[[ SUPPLIED INFORMATION open ]]

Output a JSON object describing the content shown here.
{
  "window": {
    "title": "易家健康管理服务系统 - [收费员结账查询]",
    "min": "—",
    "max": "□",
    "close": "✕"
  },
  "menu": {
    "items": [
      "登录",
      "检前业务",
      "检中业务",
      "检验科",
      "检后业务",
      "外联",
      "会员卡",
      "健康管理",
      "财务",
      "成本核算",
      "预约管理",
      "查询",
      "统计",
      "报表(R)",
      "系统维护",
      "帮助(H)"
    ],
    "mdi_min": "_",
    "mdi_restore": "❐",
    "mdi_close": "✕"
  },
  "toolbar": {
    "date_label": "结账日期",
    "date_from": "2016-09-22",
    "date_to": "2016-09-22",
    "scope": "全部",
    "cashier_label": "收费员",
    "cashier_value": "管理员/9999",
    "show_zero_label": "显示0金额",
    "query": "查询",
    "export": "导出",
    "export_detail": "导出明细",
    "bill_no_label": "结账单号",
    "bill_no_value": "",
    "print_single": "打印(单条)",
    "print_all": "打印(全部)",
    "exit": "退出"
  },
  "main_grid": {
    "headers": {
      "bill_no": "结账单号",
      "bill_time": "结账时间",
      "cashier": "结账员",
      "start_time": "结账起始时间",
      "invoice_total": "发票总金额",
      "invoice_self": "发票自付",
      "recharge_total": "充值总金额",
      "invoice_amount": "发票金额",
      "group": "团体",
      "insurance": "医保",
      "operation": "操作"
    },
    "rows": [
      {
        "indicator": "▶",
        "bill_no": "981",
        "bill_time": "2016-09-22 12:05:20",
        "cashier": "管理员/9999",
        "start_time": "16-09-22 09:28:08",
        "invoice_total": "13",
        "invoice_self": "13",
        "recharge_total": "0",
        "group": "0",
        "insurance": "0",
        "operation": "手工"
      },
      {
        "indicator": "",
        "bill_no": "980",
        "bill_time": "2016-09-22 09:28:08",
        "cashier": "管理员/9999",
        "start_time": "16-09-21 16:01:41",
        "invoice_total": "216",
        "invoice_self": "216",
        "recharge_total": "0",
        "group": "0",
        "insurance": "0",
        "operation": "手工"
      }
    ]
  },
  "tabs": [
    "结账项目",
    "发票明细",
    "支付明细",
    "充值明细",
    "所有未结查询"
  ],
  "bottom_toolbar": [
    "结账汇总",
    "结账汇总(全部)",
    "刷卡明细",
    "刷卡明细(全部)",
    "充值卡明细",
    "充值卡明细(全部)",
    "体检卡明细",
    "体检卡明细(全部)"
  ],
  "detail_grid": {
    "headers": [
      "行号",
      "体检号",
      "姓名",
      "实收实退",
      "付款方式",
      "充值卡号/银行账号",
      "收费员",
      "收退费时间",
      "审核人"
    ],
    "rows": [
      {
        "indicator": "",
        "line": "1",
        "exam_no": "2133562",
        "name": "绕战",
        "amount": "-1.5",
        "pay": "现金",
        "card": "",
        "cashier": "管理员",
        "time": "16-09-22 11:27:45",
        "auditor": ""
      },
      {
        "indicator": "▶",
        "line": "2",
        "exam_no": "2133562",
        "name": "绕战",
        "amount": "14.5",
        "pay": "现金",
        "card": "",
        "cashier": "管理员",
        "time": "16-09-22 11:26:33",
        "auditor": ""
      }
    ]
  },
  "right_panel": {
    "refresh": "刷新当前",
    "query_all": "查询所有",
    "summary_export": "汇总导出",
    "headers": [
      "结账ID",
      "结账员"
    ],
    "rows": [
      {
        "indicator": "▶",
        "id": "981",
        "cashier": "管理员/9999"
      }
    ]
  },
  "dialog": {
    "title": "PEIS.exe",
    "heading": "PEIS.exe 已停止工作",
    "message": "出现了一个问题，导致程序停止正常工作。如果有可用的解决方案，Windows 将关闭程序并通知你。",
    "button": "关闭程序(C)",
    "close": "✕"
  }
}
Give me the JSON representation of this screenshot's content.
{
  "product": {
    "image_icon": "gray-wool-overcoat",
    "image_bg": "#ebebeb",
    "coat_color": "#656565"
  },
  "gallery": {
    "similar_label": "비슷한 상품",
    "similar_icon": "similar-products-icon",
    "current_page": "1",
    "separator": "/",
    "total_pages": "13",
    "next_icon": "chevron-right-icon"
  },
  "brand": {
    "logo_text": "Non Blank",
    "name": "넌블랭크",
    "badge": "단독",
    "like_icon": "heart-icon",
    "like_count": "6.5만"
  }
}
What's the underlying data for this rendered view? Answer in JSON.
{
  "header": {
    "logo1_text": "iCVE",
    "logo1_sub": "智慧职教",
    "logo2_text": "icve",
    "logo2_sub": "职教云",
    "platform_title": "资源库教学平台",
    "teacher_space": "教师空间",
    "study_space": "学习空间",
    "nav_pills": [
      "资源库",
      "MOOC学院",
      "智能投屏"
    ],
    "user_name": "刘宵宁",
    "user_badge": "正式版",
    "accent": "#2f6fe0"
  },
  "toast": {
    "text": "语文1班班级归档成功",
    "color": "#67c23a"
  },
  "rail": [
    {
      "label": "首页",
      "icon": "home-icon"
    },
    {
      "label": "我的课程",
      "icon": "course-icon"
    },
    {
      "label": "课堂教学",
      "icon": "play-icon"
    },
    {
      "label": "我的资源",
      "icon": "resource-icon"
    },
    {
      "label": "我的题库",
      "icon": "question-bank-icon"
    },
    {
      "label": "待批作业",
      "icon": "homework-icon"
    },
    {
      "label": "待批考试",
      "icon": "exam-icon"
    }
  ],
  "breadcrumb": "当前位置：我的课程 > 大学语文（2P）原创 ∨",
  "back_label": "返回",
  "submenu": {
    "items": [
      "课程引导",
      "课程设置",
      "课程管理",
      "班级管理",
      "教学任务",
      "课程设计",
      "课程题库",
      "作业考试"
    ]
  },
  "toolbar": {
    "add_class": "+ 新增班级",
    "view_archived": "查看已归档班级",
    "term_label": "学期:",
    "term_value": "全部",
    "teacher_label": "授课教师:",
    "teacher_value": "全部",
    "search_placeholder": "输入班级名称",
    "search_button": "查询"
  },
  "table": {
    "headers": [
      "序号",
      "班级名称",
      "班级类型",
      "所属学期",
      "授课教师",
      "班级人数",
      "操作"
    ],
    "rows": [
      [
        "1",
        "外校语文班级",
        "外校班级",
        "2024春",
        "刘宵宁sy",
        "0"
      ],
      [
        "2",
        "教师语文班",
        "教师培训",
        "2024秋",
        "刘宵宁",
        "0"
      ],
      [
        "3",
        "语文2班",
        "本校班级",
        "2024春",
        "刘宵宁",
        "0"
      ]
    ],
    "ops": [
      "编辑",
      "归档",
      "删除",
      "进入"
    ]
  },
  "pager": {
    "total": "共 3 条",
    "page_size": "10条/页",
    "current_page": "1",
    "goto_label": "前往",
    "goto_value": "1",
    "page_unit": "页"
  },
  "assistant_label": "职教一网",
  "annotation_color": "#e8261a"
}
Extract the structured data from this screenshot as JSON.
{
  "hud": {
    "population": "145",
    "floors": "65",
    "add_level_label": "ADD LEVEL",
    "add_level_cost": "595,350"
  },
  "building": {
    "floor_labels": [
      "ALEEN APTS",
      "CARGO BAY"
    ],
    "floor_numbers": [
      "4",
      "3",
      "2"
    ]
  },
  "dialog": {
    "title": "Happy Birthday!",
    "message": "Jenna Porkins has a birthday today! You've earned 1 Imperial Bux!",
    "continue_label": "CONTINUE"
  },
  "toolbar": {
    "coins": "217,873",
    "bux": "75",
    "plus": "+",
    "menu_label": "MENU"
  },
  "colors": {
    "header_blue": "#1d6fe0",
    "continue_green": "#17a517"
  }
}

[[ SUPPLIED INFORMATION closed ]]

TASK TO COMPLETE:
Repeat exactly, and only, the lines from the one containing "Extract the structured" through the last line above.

REPLY TO THE EXERCISE:
Extract the structured data from this screenshot as JSON.
{
  "hud": {
    "population": "145",
    "floors": "65",
    "add_level_label": "ADD LEVEL",
    "add_level_cost": "595,350"
  },
  "building": {
    "floor_labels": [
      "ALEEN APTS",
      "CARGO BAY"
    ],
    "floor_numbers": [
      "4",
      "3",
      "2"
    ]
  },
  "dialog": {
    "title": "Happy Birthday!",
    "message": "Jenna Porkins has a birthday today! You've earned 1 Imperial Bux!",
    "continue_label": "CONTINUE"
  },
  "toolbar": {
    "coins": "217,873",
    "bux": "75",
    "plus": "+",
    "menu_label": "MENU"
  },
  "colors": {
    "header_blue": "#1d6fe0",
    "continue_green": "#17a517"
  }
}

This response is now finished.